Follow these tips to ensure everyone has a safe Halloween.
– Children under twelve should not be out alone. They should be supervised by an adult, and if at all possible, traveling in a group. Older children should plan a route with their parents and have an established return time.
– Walk on sidewalks or other paths and make sure to check before crossing any streets.
– Only visit homes with the porch light on.
– Ensure your children are carrying glow sticks or flashlights so that drivers can see them better.
A note to drivers: most children trick or treat between 5:30 and 9:30, so slow down and be vigilant if driving during those hours.
– Select a costume that fits well. If their costume is too big, there’s a good chance they will trip and fall.
– Pick out flame resistant costumes and do not walk too closely to lit candles.
– Use reflective tape on their costumes and bags.
– Avoid masks that can obscure their vision.
– Test out make up first to make sure your child does not have a sensitivity.
– Don’t use over the counter decorative contact lenses.
– Allow the kids to draw on the pumpkins, but never cut them. Young children should not handle knives.
– Make sure pumpkins with candles are placed far from anything that they may catch on fire.
– Keep matches or lighters stored safely out of reach.
– Candles in a votive is the safest route, but consider glow sticks rather than a lit flame.
Stranger Danger – Remind your children:
– Never accept rides from strangers.
– Do not enter a stranger’s house.
– Stay in familiar areas.
– Do not accept treats or candy that are not factory wrapped.
– If you’re having a party or going to a party, don’t forget common food safety.
– Don’t leave food out that needs to be refrigerated.
– Feed your child a meal prior to parties to help them avoid over eating candy and other foods that may lead to stomach pains.
– Have an adult sort through all of the candy once the children are home and throw out any candies that are unwrapped.
– If hosting parties, provide some fun, yet healthy treats.
– Finally, ration that candy over the next thirty days.
Other great resources for Safety tips:
Four Fun and Healthy Halloween Snacks:
– strawberries dipped in white chocolate with ghost faces.

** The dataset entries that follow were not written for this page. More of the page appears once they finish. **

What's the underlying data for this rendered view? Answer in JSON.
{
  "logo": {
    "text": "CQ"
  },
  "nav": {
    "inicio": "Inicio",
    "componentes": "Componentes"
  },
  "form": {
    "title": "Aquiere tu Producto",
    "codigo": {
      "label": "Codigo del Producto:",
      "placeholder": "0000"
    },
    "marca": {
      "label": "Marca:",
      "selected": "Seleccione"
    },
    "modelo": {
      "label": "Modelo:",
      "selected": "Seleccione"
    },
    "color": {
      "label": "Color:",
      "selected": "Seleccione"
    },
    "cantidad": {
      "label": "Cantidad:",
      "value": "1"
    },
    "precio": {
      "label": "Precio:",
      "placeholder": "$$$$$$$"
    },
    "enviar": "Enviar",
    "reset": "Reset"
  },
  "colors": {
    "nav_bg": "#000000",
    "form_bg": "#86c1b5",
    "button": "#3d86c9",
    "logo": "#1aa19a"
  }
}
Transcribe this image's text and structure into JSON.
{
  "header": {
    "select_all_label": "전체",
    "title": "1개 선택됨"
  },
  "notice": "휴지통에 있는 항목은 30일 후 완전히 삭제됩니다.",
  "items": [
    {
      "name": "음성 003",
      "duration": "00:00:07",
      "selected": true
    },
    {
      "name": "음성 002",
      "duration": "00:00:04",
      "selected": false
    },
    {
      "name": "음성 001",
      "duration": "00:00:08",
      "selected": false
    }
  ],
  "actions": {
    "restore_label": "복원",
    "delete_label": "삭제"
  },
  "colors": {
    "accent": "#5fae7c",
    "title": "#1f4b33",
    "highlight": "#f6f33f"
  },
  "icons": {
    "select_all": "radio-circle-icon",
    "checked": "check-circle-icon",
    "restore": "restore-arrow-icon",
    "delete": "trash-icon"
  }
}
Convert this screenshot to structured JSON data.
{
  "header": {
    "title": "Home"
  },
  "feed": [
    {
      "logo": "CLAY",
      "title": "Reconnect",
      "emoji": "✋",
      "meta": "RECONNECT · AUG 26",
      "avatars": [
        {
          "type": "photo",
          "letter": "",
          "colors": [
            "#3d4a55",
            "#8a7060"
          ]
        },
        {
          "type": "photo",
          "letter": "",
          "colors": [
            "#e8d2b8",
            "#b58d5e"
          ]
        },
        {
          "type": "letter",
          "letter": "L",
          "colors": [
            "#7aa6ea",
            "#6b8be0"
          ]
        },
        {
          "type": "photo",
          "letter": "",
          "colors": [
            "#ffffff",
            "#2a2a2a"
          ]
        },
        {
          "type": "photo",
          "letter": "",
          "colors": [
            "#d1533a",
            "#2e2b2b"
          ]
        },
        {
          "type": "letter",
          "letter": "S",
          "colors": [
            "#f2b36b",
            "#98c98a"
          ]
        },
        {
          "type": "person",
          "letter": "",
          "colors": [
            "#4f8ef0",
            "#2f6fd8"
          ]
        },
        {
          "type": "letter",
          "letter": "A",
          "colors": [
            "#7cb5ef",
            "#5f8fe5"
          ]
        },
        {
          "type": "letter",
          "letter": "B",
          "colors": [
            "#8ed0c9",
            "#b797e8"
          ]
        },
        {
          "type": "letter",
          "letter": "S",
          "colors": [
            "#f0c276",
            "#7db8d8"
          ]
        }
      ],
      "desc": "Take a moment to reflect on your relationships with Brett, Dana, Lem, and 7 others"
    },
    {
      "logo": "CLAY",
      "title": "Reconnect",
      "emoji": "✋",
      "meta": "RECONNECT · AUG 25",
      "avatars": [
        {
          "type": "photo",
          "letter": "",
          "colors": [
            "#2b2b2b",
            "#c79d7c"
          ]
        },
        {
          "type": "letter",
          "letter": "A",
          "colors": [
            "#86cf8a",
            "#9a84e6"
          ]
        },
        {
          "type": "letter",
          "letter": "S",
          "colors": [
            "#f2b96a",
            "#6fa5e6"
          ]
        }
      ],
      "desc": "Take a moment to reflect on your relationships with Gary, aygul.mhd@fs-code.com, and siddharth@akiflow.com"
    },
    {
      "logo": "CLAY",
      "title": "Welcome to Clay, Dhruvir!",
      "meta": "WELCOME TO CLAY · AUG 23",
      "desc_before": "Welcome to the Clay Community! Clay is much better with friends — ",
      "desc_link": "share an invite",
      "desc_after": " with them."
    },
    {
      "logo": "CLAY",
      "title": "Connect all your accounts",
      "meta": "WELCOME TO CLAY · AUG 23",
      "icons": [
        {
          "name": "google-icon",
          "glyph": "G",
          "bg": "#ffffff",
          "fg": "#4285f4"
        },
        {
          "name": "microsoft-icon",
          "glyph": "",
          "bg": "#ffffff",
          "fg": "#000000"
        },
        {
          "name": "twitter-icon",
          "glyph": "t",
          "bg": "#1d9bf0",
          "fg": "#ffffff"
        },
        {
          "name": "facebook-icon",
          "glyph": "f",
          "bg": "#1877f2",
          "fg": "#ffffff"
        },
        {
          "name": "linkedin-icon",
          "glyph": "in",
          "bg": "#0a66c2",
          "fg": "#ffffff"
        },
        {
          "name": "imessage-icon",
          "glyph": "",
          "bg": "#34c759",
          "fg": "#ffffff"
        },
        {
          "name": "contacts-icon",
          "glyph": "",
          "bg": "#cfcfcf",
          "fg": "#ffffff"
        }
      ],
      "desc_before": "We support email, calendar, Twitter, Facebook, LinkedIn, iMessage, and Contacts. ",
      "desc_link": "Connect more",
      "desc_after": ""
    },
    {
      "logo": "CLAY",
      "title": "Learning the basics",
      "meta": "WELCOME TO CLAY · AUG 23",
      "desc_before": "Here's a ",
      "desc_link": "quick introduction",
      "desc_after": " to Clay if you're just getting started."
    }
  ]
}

Deviled “Spider” eggs
– deviled eggs with plastic spider legs and eyes.
– hot dog wrapped in Pillsbury dough (like a mummy) and cooked.
Veggie “Skeleton” plate
– place veggies on a big plate in a skeleton shape.
Have a fantastic, spooky, and safe Halloween!
Alexa Bigwarfe is the mother of three little ghouls. They very much enjoy darting
into the street and eating too much candy on Halloween.